**WORK TO COMPLETE**
In the entries that follow, find the word "JSON" and report each line it is on.

**EXTRACTED INFORMATION**
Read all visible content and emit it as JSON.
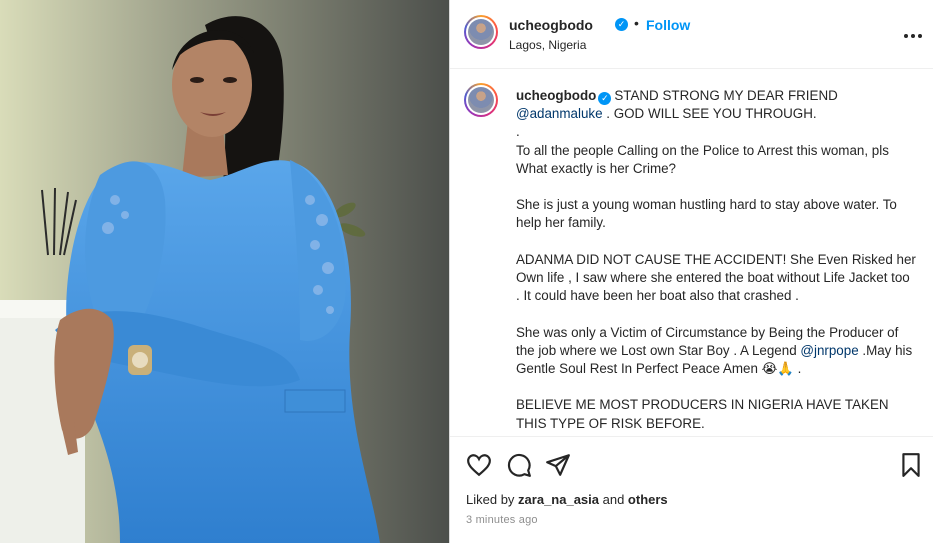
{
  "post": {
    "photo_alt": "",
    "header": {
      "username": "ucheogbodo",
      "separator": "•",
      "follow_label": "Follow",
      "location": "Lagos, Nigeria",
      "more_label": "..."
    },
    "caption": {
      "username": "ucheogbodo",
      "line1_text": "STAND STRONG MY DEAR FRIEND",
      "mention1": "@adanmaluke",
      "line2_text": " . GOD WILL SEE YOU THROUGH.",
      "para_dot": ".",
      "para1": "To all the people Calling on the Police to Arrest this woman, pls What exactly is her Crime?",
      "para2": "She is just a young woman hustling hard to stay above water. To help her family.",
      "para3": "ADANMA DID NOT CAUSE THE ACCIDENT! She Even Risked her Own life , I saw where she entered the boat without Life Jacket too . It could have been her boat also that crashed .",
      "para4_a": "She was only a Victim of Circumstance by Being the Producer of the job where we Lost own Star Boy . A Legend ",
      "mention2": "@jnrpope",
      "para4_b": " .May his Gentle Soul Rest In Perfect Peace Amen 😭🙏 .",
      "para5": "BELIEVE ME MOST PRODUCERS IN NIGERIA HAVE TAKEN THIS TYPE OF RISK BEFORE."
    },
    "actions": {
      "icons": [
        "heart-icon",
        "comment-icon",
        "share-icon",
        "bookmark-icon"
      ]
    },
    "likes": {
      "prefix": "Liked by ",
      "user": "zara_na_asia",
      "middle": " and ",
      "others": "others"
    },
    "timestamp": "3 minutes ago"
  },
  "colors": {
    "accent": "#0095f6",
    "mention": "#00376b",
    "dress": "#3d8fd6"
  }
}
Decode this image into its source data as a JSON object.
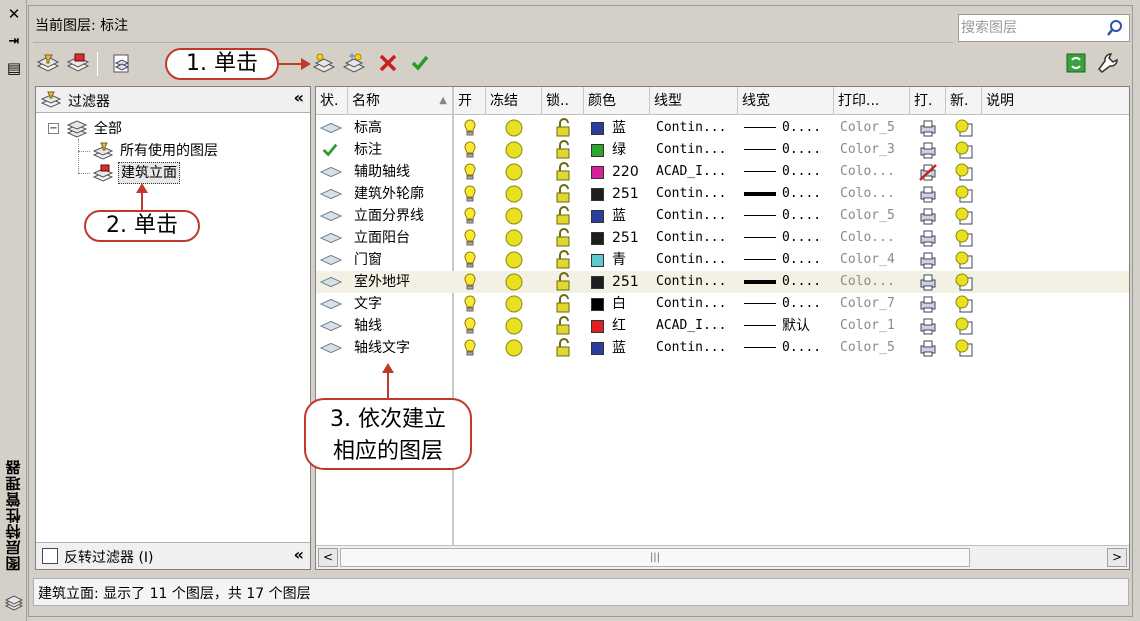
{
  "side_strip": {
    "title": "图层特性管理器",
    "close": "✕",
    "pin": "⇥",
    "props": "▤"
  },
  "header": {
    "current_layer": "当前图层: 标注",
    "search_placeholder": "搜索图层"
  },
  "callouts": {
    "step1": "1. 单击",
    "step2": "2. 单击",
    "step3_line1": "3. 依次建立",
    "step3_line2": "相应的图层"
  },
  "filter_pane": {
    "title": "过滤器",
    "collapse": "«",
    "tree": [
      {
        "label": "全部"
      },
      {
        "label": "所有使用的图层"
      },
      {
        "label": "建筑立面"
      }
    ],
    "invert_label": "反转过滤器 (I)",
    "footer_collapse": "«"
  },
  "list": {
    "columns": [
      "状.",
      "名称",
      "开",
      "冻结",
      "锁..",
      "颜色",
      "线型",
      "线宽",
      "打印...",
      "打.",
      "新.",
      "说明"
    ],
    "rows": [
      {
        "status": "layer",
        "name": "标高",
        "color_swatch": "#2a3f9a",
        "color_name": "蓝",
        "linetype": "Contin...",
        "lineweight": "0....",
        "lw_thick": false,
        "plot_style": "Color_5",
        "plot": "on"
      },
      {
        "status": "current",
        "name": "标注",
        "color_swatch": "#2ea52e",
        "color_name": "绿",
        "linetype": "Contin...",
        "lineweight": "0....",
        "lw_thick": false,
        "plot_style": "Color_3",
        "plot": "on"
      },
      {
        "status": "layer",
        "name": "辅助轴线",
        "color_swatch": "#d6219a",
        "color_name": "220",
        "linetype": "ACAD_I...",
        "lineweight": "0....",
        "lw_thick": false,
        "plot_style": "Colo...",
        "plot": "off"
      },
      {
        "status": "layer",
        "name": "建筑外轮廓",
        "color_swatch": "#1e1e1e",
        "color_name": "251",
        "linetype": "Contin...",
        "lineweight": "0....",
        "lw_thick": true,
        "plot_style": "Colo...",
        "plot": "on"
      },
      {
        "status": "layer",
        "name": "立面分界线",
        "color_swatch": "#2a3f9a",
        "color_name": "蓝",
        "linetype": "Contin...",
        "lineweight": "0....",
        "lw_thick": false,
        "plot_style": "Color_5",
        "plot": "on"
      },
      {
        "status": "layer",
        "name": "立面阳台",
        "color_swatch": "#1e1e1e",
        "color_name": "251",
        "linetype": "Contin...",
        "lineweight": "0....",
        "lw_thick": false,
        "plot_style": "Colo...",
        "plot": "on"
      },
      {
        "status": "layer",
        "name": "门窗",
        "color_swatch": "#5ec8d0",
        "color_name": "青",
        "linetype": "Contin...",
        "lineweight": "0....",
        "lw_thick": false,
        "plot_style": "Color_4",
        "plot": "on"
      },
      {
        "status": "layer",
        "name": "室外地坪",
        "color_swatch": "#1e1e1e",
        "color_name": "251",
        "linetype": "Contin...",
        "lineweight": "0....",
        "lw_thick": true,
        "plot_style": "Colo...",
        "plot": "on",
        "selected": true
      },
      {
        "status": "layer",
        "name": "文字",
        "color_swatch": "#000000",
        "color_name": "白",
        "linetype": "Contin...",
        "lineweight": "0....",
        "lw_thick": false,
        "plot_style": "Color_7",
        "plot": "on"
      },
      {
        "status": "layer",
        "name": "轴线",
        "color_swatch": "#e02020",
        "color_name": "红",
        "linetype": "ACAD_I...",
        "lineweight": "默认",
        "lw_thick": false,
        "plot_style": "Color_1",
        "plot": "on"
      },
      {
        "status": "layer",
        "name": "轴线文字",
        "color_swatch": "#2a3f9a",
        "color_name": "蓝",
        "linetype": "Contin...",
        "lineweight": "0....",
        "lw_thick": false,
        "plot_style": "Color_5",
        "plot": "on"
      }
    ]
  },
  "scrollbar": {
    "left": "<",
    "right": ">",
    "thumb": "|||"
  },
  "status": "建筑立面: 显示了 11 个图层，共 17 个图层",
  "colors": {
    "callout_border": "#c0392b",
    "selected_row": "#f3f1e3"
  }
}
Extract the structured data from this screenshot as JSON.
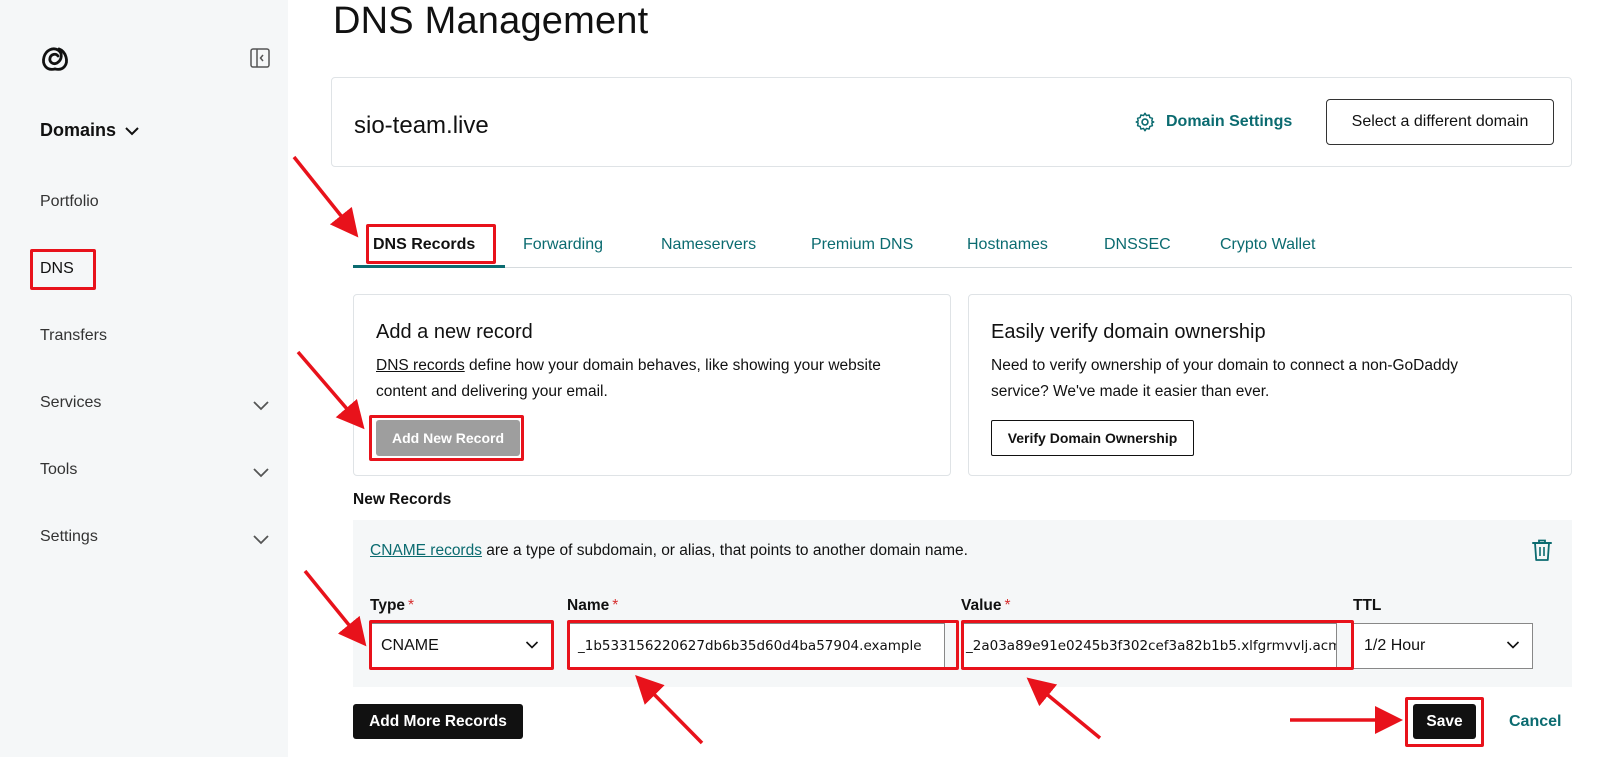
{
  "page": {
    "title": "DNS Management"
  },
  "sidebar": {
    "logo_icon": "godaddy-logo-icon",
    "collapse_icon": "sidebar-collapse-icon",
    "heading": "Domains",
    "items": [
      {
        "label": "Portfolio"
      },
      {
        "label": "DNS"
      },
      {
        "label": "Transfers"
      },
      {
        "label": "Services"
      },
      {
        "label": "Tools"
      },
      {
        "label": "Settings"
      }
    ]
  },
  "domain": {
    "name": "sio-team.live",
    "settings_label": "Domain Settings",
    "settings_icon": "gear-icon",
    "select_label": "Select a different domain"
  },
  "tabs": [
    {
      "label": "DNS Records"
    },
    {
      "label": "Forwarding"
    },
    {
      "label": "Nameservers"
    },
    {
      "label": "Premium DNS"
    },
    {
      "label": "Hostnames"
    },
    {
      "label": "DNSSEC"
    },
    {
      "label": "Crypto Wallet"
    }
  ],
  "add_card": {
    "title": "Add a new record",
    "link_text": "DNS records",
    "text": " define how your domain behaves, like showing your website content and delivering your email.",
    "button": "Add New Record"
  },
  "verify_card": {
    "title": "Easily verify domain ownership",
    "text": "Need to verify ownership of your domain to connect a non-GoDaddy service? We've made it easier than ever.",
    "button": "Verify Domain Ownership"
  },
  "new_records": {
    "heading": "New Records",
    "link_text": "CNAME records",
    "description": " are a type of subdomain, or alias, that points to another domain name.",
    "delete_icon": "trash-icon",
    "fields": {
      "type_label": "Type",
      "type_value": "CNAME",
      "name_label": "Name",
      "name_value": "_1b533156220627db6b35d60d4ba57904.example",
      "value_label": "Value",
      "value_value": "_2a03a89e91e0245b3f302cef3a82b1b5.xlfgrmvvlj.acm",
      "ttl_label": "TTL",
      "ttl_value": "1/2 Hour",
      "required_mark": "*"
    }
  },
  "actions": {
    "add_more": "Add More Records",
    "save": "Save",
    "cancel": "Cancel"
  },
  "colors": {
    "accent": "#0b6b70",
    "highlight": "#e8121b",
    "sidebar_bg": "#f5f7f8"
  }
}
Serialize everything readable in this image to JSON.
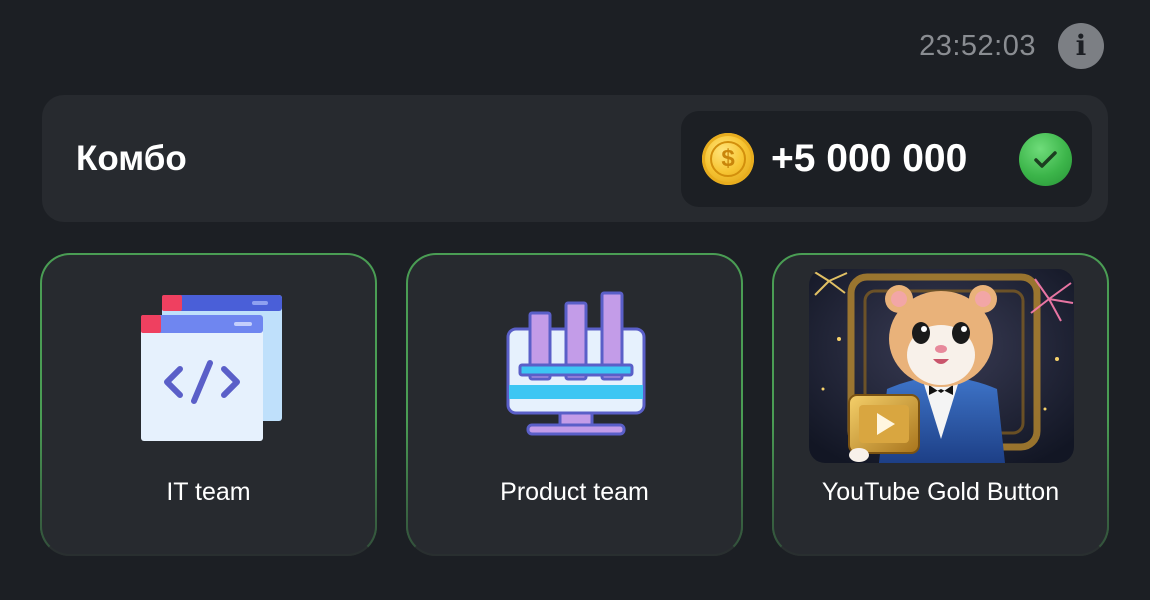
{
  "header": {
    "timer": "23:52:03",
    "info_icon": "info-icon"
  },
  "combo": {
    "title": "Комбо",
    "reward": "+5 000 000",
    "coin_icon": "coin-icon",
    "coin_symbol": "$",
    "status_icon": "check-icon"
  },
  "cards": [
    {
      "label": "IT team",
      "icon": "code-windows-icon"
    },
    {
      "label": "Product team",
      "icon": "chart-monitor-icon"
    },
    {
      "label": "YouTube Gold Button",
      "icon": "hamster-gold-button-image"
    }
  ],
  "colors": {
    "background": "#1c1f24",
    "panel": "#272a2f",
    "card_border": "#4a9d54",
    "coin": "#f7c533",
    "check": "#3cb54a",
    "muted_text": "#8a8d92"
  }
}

**YOUR SOLUTION**
Read all visible content and emit it as JSON.
Decode this image into its source data as a JSON object.
Extract the structured data from this screenshot as JSON.
Serialize everything readable in this image to JSON.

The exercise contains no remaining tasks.